  • Cardiovascular disease
  • Type 2 diabetes
  • Overweight and obesity
  • Osteoporosis
  • Cancer
  • Pediatrics
  • Gerontology
  • Maternal/gestational nutrition
  • Epidemiology
  • General medicine
  • Energy balance, which includes physical activity
  • Nutrient bioavailability
  • Nutrition biochemistry and physiology
  • Food processing science, safety, and technology
  • Public health
  • Nutrition education and behavior change
  • Nutrition-related systematic review methodology

Advisory Committee members represented a variety of ethnicities, ages, genders, and regions of the country.

Q: How did the 2015 Advisory Committee review current evidence?

A: The Advisory Committee primarily used the Nutrition Evidence Library (NEL) to support its systematic reviews on nutrition and health. The NEL specializes in conducting systematic reviews to inform federal nutrition policies and programs. It was established by the USDA Center for Nutrition Policy and Promotion.

The NEL systematic review methodology is designed to objectively review, evaluate, and synthesize research to answer important nutrition- and health-related questions. NEL uses a 6-step approach designed to minimize bias and ensure transparency and reproducibility of the process:

  1. Develop research questions
  2. Create and implement literature search and sort protocols
  3. Develop evidence portfolios (summaries of research findings)
  4. Synthesize the bodies of evidence
  5. Develop conclusion statements and grade the evidence
  6. Describe research recommendations

Read more about the 2015 Dietary Guidelines Advisory Committee’s NEL Systematic Reviews.

Q: Why did the 2015 Advisory Committee use a systematic review methodology?

A: Systematic review is the state-of-the-art method for objectively synthesizing research findings to support practice, guideline, and policy recommendations. The transparent systematic review method used by the USDA Nutrition Evidence Library (NEL) ensures government compliance with the Consolidated Appropriations Act of 2001 (Data Quality Act). The Data Quality Act mandates that federal agencies ensure the quality, objectivity, utility, and integrity of the information used to form federal guidance.

Q: Did the 2015 Advisory Committee integrate existing reports into its review?

A: The Advisory Committee reviewed several existing reports to supplement the Advisory Committee’s expertise on specific topics.
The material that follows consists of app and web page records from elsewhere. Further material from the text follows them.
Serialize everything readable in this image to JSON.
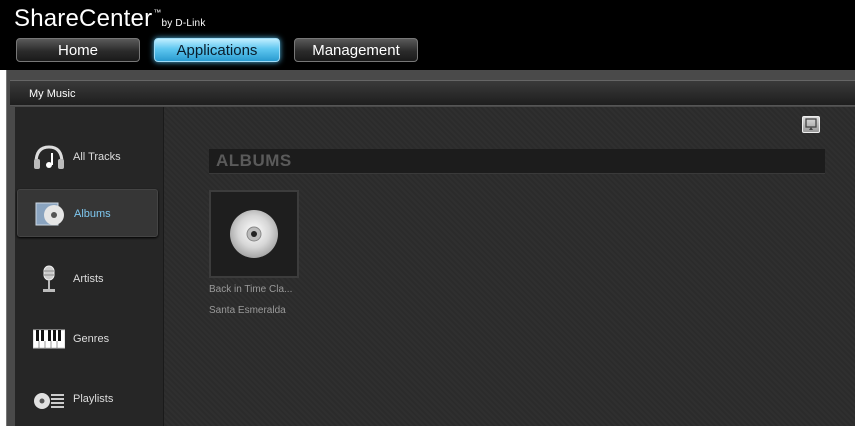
{
  "header": {
    "brand": "ShareCenter",
    "brand_tm": "™",
    "brand_by": "by D-Link",
    "nav": [
      {
        "label": "Home"
      },
      {
        "label": "Applications"
      },
      {
        "label": "Management"
      }
    ],
    "active_nav": "Applications"
  },
  "window": {
    "title": "My Music"
  },
  "sidebar": {
    "items": [
      {
        "label": "All Tracks",
        "icon": "headphones-icon"
      },
      {
        "label": "Albums",
        "icon": "album-cd-icon"
      },
      {
        "label": "Artists",
        "icon": "microphone-icon"
      },
      {
        "label": "Genres",
        "icon": "piano-keys-icon"
      },
      {
        "label": "Playlists",
        "icon": "playlist-icon"
      }
    ],
    "selected": "Albums"
  },
  "main": {
    "section_title": "ALBUMS",
    "albums": [
      {
        "title": "Back in Time Cla...",
        "artist": "Santa Esmeralda"
      }
    ]
  },
  "colors": {
    "accent": "#5fc7f0",
    "selected_text": "#7fc8f0",
    "background": "#2c2c2c"
  }
}
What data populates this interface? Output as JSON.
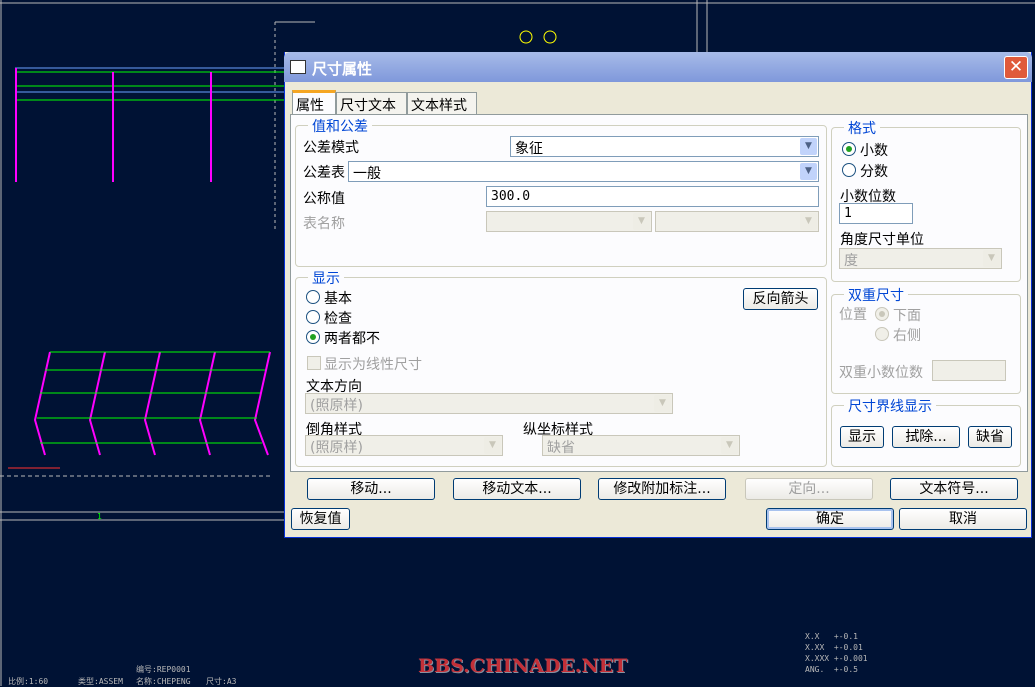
{
  "dialog": {
    "title": "尺寸属性",
    "close": "✕"
  },
  "tabs": [
    "属性",
    "尺寸文本",
    "文本样式"
  ],
  "value_tolerance": {
    "title": "值和公差",
    "tol_mode_label": "公差模式",
    "tol_mode": "象征",
    "tol_table_label": "公差表",
    "tol_table": "一般",
    "nominal_label": "公称值",
    "nominal": "300.0",
    "table_name_label": "表名称"
  },
  "format": {
    "title": "格式",
    "decimal": "小数",
    "fraction": "分数",
    "decimals_label": "小数位数",
    "decimals": "1",
    "angle_unit_label": "角度尺寸单位",
    "angle_unit": "度"
  },
  "display": {
    "title": "显示",
    "basic": "基本",
    "inspect": "检查",
    "neither": "两者都不",
    "flip_arrows": "反向箭头",
    "show_linear": "显示为线性尺寸",
    "text_orient_label": "文本方向",
    "text_orient": "(照原样)",
    "chamfer_label": "倒角样式",
    "chamfer": "(照原样)",
    "ordinate_label": "纵坐标样式",
    "ordinate": "缺省"
  },
  "dual": {
    "title": "双重尺寸",
    "position_label": "位置",
    "below": "下面",
    "right": "右侧",
    "decimals_label": "双重小数位数"
  },
  "witness": {
    "title": "尺寸界线显示",
    "show": "显示",
    "erase": "拭除...",
    "default": "缺省"
  },
  "actions": {
    "move": "移动...",
    "move_text": "移动文本...",
    "modify_attach": "修改附加标注...",
    "orient": "定向...",
    "text_symbol": "文本符号...",
    "restore": "恢复值",
    "ok": "确定",
    "cancel": "取消"
  },
  "cad": {
    "tol1": "X.X   +-0.1",
    "tol2": "X.XX  +-0.01",
    "tol3": "X.XXX +-0.001",
    "tol4": "ANG.  +-0.5",
    "number": "编号:REP0001",
    "scale": "比例:1:60",
    "type": "类型:ASSEM",
    "name": "名称:CHEPENG",
    "size": "尺寸:A3",
    "dim": "1",
    "watermark": "BBS.CHINADE.NET"
  }
}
These reports address specific Advisory Committee questions and were drafted by national and international professional organizations and government agencies including:

  • American Heart Association (AHA)
  • American Academy of Pediatrics (AAP)
  • Institute of Medicine (IOM)
  • European Food Safety Authority (EFSA)
  • World Health Organization (WHO)

These reports summarize the most current and comprehensive evidence and have been written by a panel of recognized experts in the field.

Q: Were members of the public able to attend meetings of the 2015 Advisory Committee?

A: The Advisory Committee held a series of public meetings to review and discuss the scientific evidence to support recommendations. All meetings of the Advisory Committee were open to the public online via webcast. The first 2 meetings also allowed attendance in person. Meeting dates, times, locations, and other relevant information were announced via Federal Register notice at least 15 days in advance of each meeting. In addition, meeting materials such as slide presentations were posted on health.gov/dietaryguidelines prior to or following each public meeting.

Q: Were members of the public able to give input to the 2015 Advisory Committee?

A: The public was encouraged to submit written comments throughout the Advisory Committee’s deliberations. Federal Register notices provided information on submitting public comments, which were accepted online at health.gov/dietaryguidelines. The public also had an opportunity to provide oral testimony at the second Advisory Committee meeting.

Q: Why were meetings of the 2015 Advisory Committee aired by webcast?

A: Webcasting provides greater accessibility and transparency to individuals nationally and internationally. During the 2010 Committee process, meetings became available by webcast to provide access to a much larger audience of people who could not attend the deliberations in person.